6. How is art viewed in the context of this fellowship program?
  • We believe that art has the capacity to genuinely help our world, to instill it with sanity, love, joy, and beauty. This does not mean that art has to look a certain way, or achieve a standard aesthetic of some kind. (We are not advocating a “love and light” approach to art at all.) It does mean that art needs to be tethered to Truth, according to the logic of the piece being created. We accept that there is an order, a truth, within life and craft. As a viewer, we instinctively know this kind of art when we see it. It might disturb us, cheer us up, or confuse us, but somehow we recognize that we aren’t being lied to. This is refreshing. In today’s art world there is a tremendous amount of energy put into cleverness, shock, and wit in order to build up one’s career or image as an artist. We are advocating another way, perhaps a longer road.

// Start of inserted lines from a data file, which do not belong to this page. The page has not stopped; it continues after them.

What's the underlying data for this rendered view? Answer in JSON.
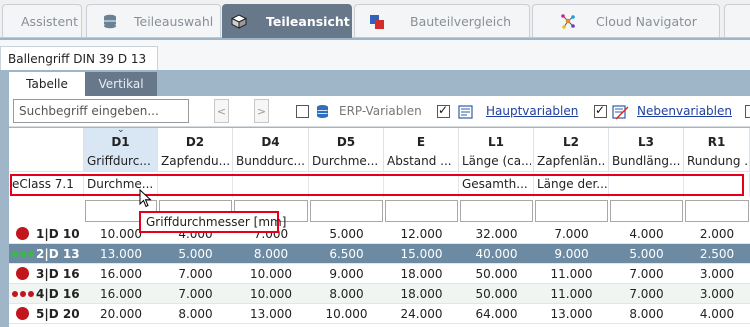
{
  "tabs": [
    {
      "label": "Assistent",
      "active": false,
      "icon": "none"
    },
    {
      "label": "Teileauswahl",
      "active": false,
      "icon": "database-stack-icon"
    },
    {
      "label": "Teileansicht",
      "active": true,
      "icon": "cube-icon"
    },
    {
      "label": "Bauteilvergleich",
      "active": false,
      "icon": "compare-parts-icon"
    },
    {
      "label": "Cloud Navigator",
      "active": false,
      "icon": "cloud-network-icon"
    }
  ],
  "document_tab": "Ballengriff DIN 39 D 13",
  "subtabs": {
    "tabelle": "Tabelle",
    "vertikal": "Vertikal"
  },
  "toolbar": {
    "search_placeholder": "Suchbegriff eingeben...",
    "prev": "<",
    "next": ">",
    "erp_label": "ERP-Variablen",
    "erp_checked": false,
    "haupt_label": "Hauptvariablen",
    "haupt_checked": true,
    "neben_label": "Nebenvariablen",
    "neben_checked": true
  },
  "columns": [
    {
      "code": "D1",
      "desc": "Griffdurc...",
      "eclass": "Durchme..."
    },
    {
      "code": "D2",
      "desc": "Zapfendu...",
      "eclass": ""
    },
    {
      "code": "D4",
      "desc": "Bunddurc...",
      "eclass": ""
    },
    {
      "code": "D5",
      "desc": "Durchme...",
      "eclass": ""
    },
    {
      "code": "E",
      "desc": "Abstand ...",
      "eclass": ""
    },
    {
      "code": "L1",
      "desc": "Länge (ca...",
      "eclass": "Gesamth..."
    },
    {
      "code": "L2",
      "desc": "Zapfenlän...",
      "eclass": "Länge der..."
    },
    {
      "code": "L3",
      "desc": "Bundläng...",
      "eclass": ""
    },
    {
      "code": "R1",
      "desc": "Rundung ...",
      "eclass": ""
    }
  ],
  "eclass_label": "eClass 7.1",
  "tooltip": "Griffdurchmesser [mm]",
  "rows": [
    {
      "label": "1|D 10",
      "status": "red",
      "values": [
        "10.000",
        "4.000",
        "7.000",
        "5.000",
        "12.000",
        "32.000",
        "7.000",
        "4.000",
        "2.000"
      ]
    },
    {
      "label": "2|D 13",
      "status": "green-dots",
      "selected": true,
      "values": [
        "13.000",
        "5.000",
        "8.000",
        "6.500",
        "15.000",
        "40.000",
        "9.000",
        "5.000",
        "2.500"
      ]
    },
    {
      "label": "3|D 16",
      "status": "red",
      "values": [
        "16.000",
        "7.000",
        "10.000",
        "9.000",
        "18.000",
        "50.000",
        "11.000",
        "7.000",
        "3.000"
      ]
    },
    {
      "label": "4|D 16",
      "status": "red-dots",
      "values": [
        "16.000",
        "7.000",
        "10.000",
        "8.000",
        "18.000",
        "50.000",
        "11.000",
        "7.000",
        "3.000"
      ]
    },
    {
      "label": "5|D 20",
      "status": "red",
      "values": [
        "20.000",
        "8.000",
        "13.000",
        "10.000",
        "24.000",
        "64.000",
        "13.000",
        "8.000",
        "4.000"
      ]
    }
  ],
  "colors": {
    "accent": "#66788a",
    "highlight": "#e4001b",
    "selected_row": "#6d8aa3",
    "status_red": "#c0161c",
    "status_green": "#3cb84a"
  }
}
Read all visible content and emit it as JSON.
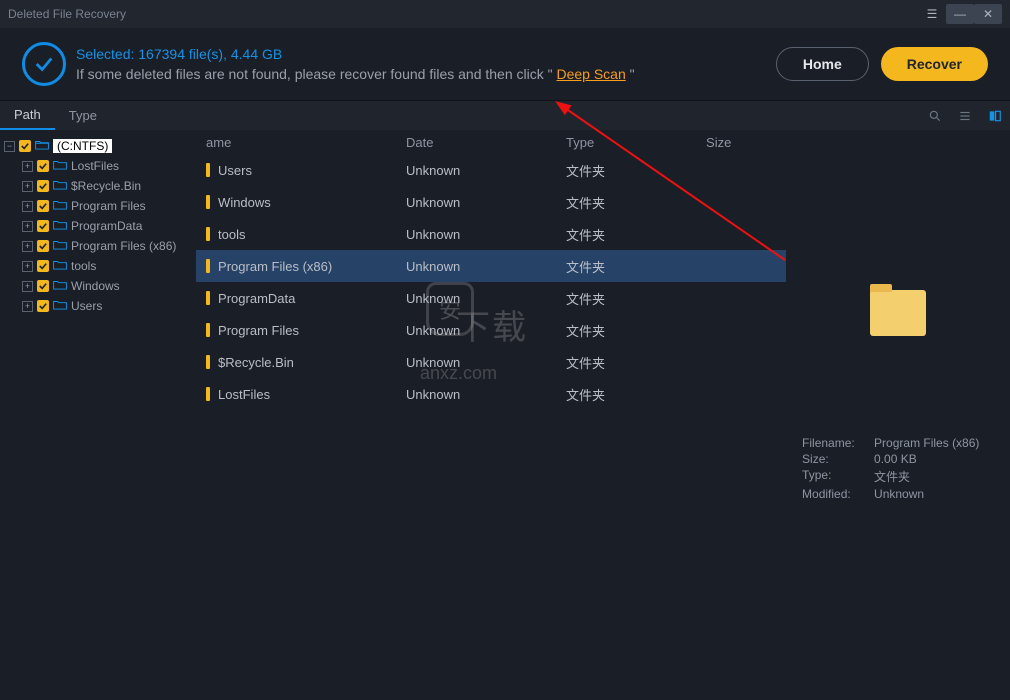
{
  "window": {
    "title": "Deleted File Recovery"
  },
  "header": {
    "selected": "Selected: 167394 file(s), 4.44 GB",
    "hint_prefix": "If some deleted files are not found, please recover found files and then click \" ",
    "deep_scan": "Deep Scan",
    "hint_suffix": " \"",
    "home": "Home",
    "recover": "Recover"
  },
  "tabs": {
    "path": "Path",
    "type": "Type"
  },
  "tree": {
    "root": "(C:NTFS)",
    "children": [
      "LostFiles",
      "$Recycle.Bin",
      "Program Files",
      "ProgramData",
      "Program Files (x86)",
      "tools",
      "Windows",
      "Users"
    ]
  },
  "columns": {
    "name": "ame",
    "date": "Date",
    "type": "Type",
    "size": "Size"
  },
  "rows": [
    {
      "name": "Users",
      "date": "Unknown",
      "type": "文件夹"
    },
    {
      "name": "Windows",
      "date": "Unknown",
      "type": "文件夹"
    },
    {
      "name": "tools",
      "date": "Unknown",
      "type": "文件夹"
    },
    {
      "name": "Program Files (x86)",
      "date": "Unknown",
      "type": "文件夹"
    },
    {
      "name": "ProgramData",
      "date": "Unknown",
      "type": "文件夹"
    },
    {
      "name": "Program Files",
      "date": "Unknown",
      "type": "文件夹"
    },
    {
      "name": "$Recycle.Bin",
      "date": "Unknown",
      "type": "文件夹"
    },
    {
      "name": "LostFiles",
      "date": "Unknown",
      "type": "文件夹"
    }
  ],
  "selected_row_index": 3,
  "details": {
    "filename_label": "Filename:",
    "filename": "Program Files (x86)",
    "size_label": "Size:",
    "size": "0.00 KB",
    "type_label": "Type:",
    "type": "文件夹",
    "modified_label": "Modified:",
    "modified": "Unknown"
  },
  "watermark": "安下载"
}
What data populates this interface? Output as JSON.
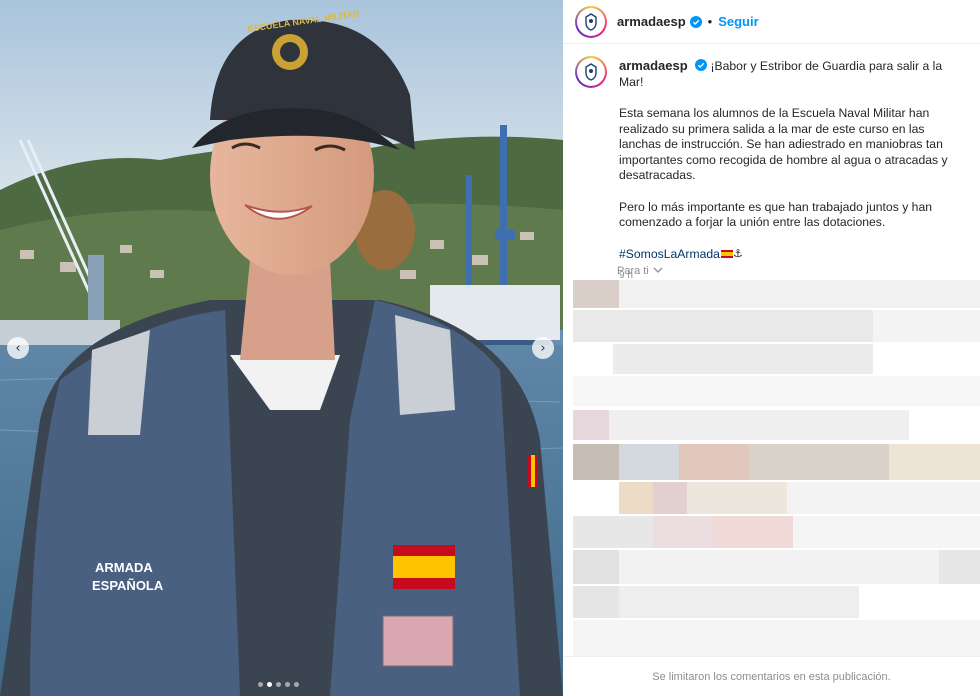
{
  "post": {
    "username": "armadaesp",
    "follow_label": "Seguir",
    "separator": "•",
    "caption_title": "¡Babor y Estribor de Guardia para salir a la Mar!",
    "caption_p1": "Esta semana los alumnos de la Escuela Naval Militar han realizado su primera salida a la mar de este curso en las lanchas de instrucción. Se han adiestrado en maniobras tan importantes como recogida de hombre al agua o atracadas y desatracadas.",
    "caption_p2": "Pero lo más importante es que han trabajado juntos y han comenzado a forjar la unión entre las dotaciones.",
    "hashtag": "#SomosLaArmada",
    "time": "9 h",
    "for_you_label": "Para ti",
    "comments_limited": "Se limitaron los comentarios en esta publicación."
  },
  "photo": {
    "cap_text": "ESCUELA NAVAL MILITAR",
    "vest_text_1": "ARMADA",
    "vest_text_2": "ESPAÑOLA",
    "carousel_count": 5,
    "carousel_active": 2
  },
  "icons": {
    "verified": "verified-badge-icon",
    "chevron": "chevron-down-icon",
    "prev": "chevron-left-icon",
    "next": "chevron-right-icon"
  },
  "colors": {
    "link_blue": "#0095f6",
    "hashtag_blue": "#00376b",
    "muted": "#8e8e8e"
  }
}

  • How does one cultivate this tether to truth? Our inspiration has been through slowing down, making friends with yourself though meditation and contemplation, spending the time to really master your craft and listen to the materials, and fine-tuning the senses as tools for communication. Most of all, we are interested in supporting you to genuinely find your way.

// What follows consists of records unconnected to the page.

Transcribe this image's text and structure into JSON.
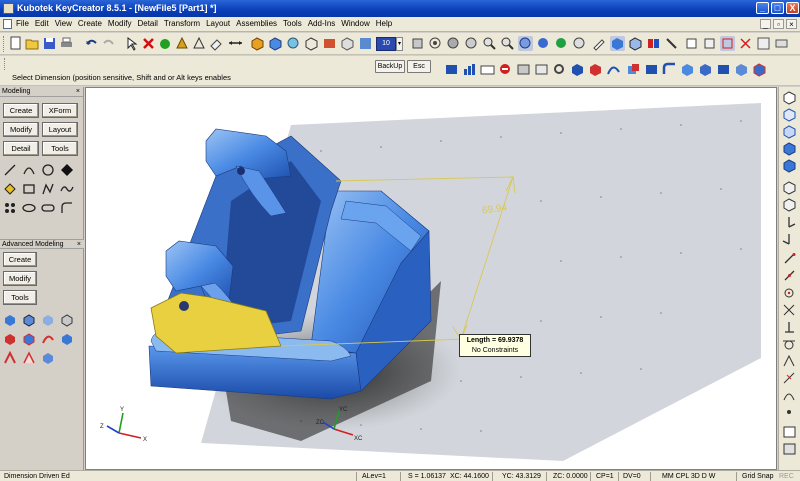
{
  "window": {
    "title": "Kubotek KeyCreator 8.5.1 - [NewFile5 [Part1] *]",
    "buttons": [
      "_",
      "□",
      "X"
    ]
  },
  "menu": {
    "items": [
      "File",
      "Edit",
      "View",
      "Create",
      "Modify",
      "Detail",
      "Transform",
      "Layout",
      "Assemblies",
      "Tools",
      "Add-Ins",
      "Window",
      "Help"
    ]
  },
  "toolbar": {
    "zoom_value": "10",
    "backup_label": "BackUp",
    "esc_label": "Esc"
  },
  "prompt": {
    "text": "Select Dimension  (position sensitive,  Shift and or Alt keys enables"
  },
  "left_panel": {
    "modeling_title": "Modeling",
    "modeling_buttons": [
      "Create",
      "XForm",
      "Modify",
      "Layout",
      "Detail",
      "Tools"
    ],
    "advanced_title": "Advanced Modeling",
    "advanced_buttons": [
      "Create",
      "Modify",
      "Tools"
    ]
  },
  "viewport": {
    "dimension_value": "69.94",
    "tooltip_line1": "Length = 69.9378",
    "tooltip_line2": "No Constraints",
    "axis_x": "X",
    "axis_y": "Y",
    "axis_z": "Z",
    "axis_xc": "XC",
    "axis_yc": "YC",
    "axis_zc": "ZC"
  },
  "status": {
    "mode": "Dimension Driven Ed",
    "alev": "ALev=1",
    "scale": "S = 1.06137",
    "xc": "XC: 44.1600",
    "yc": "YC: 43.3129",
    "zc": "ZC: 0.0000",
    "cp": "CP=1",
    "dv": "DV=0",
    "flags": "MM  CPL  3D  D  W",
    "grid": "Grid Snap",
    "rec": "REC"
  },
  "colors": {
    "titlebar": "#0a3eb8",
    "part_blue": "#3a78d8",
    "dimension_yellow": "#e8d040",
    "viewport_bg": "#ffffff"
  }
}
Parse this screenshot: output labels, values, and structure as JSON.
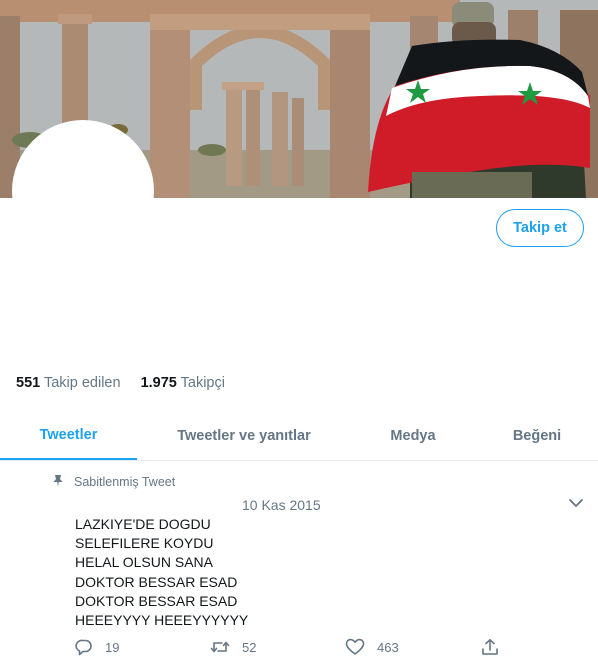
{
  "profile": {
    "follow_label": "Takip et",
    "following_count": "551",
    "following_label": "Takip edilen",
    "followers_count": "1.975",
    "followers_label": "Takipçi"
  },
  "tabs": [
    {
      "label": "Tweetler",
      "active": true
    },
    {
      "label": "Tweetler ve yanıtlar",
      "active": false
    },
    {
      "label": "Medya",
      "active": false
    },
    {
      "label": "Beğeni",
      "active": false
    }
  ],
  "tweet": {
    "pinned_label": "Sabitlenmiş Tweet",
    "date": "10 Kas 2015",
    "text": "LAZKIYE'DE DOGDU\nSELEFILERE KOYDU\nHELAL OLSUN SANA\nDOKTOR BESSAR ESAD\nDOKTOR BESSAR ESAD\nHEEEYYYY HEEEYYYYYY",
    "replies": "19",
    "retweets": "52",
    "likes": "463"
  },
  "colors": {
    "accent": "#1da1f2",
    "muted": "#657786",
    "flag_red": "#d01c28",
    "flag_green": "#1e9a43"
  },
  "icons": [
    "pin-icon",
    "chevron-down-icon",
    "reply-icon",
    "retweet-icon",
    "like-icon",
    "share-icon"
  ]
}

7. What kind of work/artist does Hemera Foundation want to support?                                
  • At this time there isn’t one kind of work that we are more interested in supporting than another. We will work with an artist who can articulate and demonstrate a genuine interest in living this total artistic life and design a fellowship program that best suits them. The only requirement is that you have a demonstrable commitment to art making as a central part of your life and a desire to purse meditation/contemplation as a part of your art and life.

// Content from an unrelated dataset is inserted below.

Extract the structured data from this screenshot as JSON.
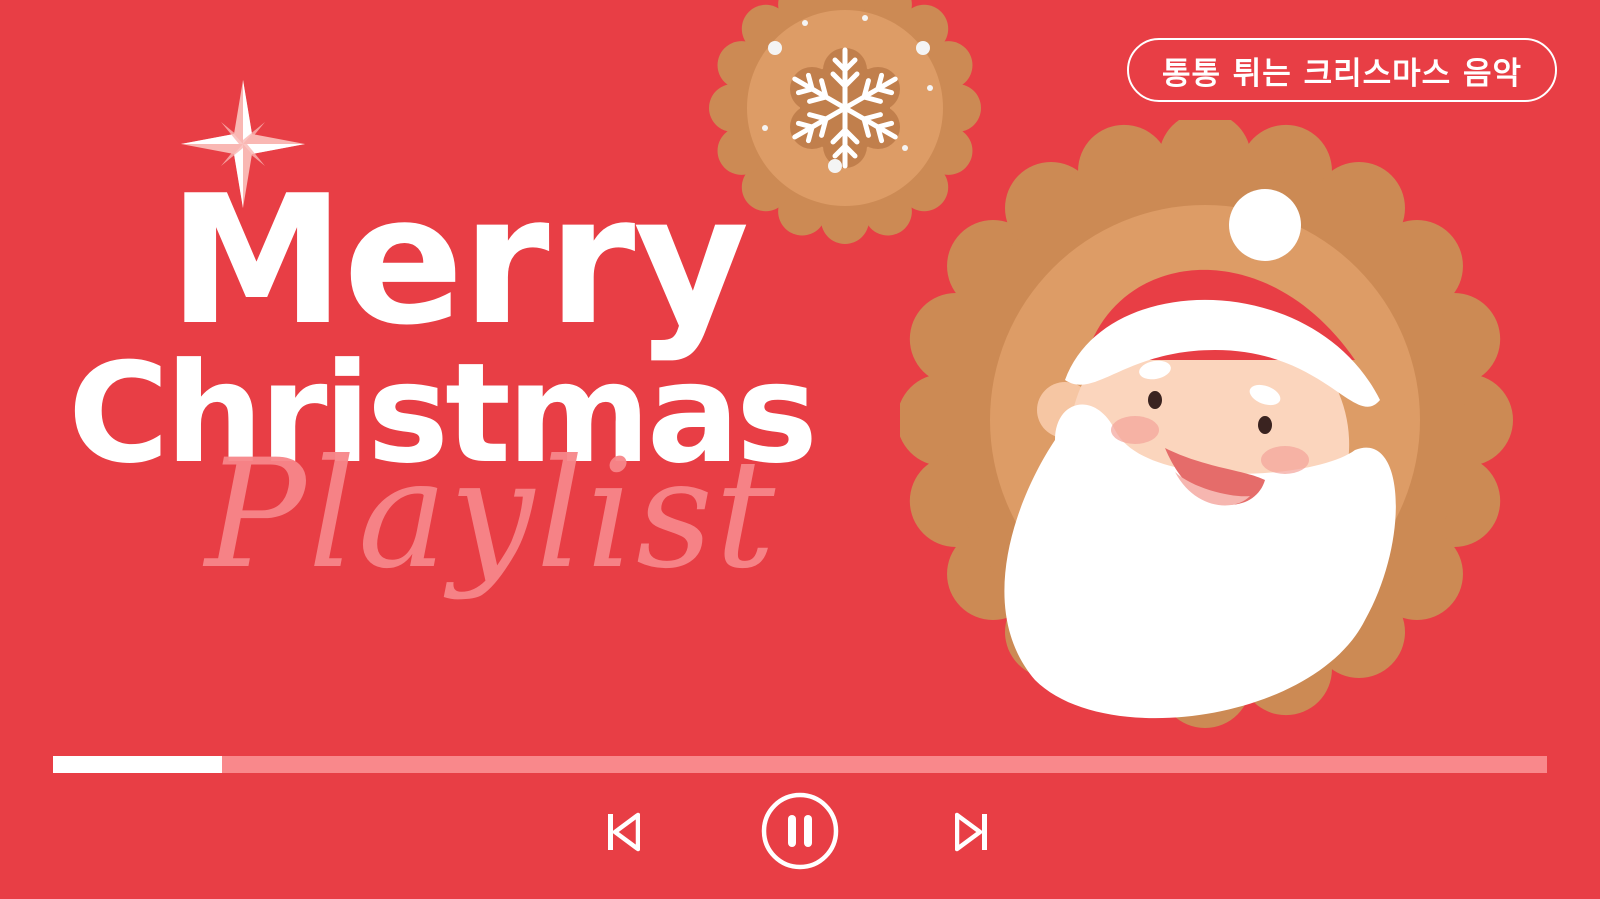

  • A “demonstrable commitment” does not mean that you are professional or attempting to be professional, necessarily; it means that you have spent time on your craft already and experienced the road of creativity enough to supply some body of work illustrative of your artistic interest. We will not be supporting craft development with this fellowship, so it is important that the artist already has a strong sense of the mechanics and lineage of the craft that they are engaged in.
8. How does Hemera Foundation define “artist?” Or “contemplative artist?” 
  • In this context, the definition of “artist” is one who is meeting their craft with the view and practice of meditation. It is not necessarily someone who is paid for his or her work. However, it is also not someone who is engaged in a craft with only personal interests, ex. therapeutic interests. “Artist” may also be extended to someone who is living their daily life with a sense of awareness and creativity.
9. How often are the Tending Space Fellowships offered? 
  • Once per year, running from June through December.
10. What kind of projects does Hemera Foundation NOT support?                                          
  • There are no art forms that we will automatically rule out. It’s also possible that an artist has a project that they would like to devote time to starting or finishing. If this is the case, we would like to dialogue with you about how it might be impacted by this amount of retreat and support, and if you are open to it changing as you go.
11. What about collaborative projects?                 
  • The fellowship program is open to groups and ensembles but the dollar amount provided will not change, so the total will be divided among the members (i.e., allocated to the group as a whole and not the individual members).
12. What are the review criteria?                                                                             
  • The review will be based on a combination of need, interest and experience.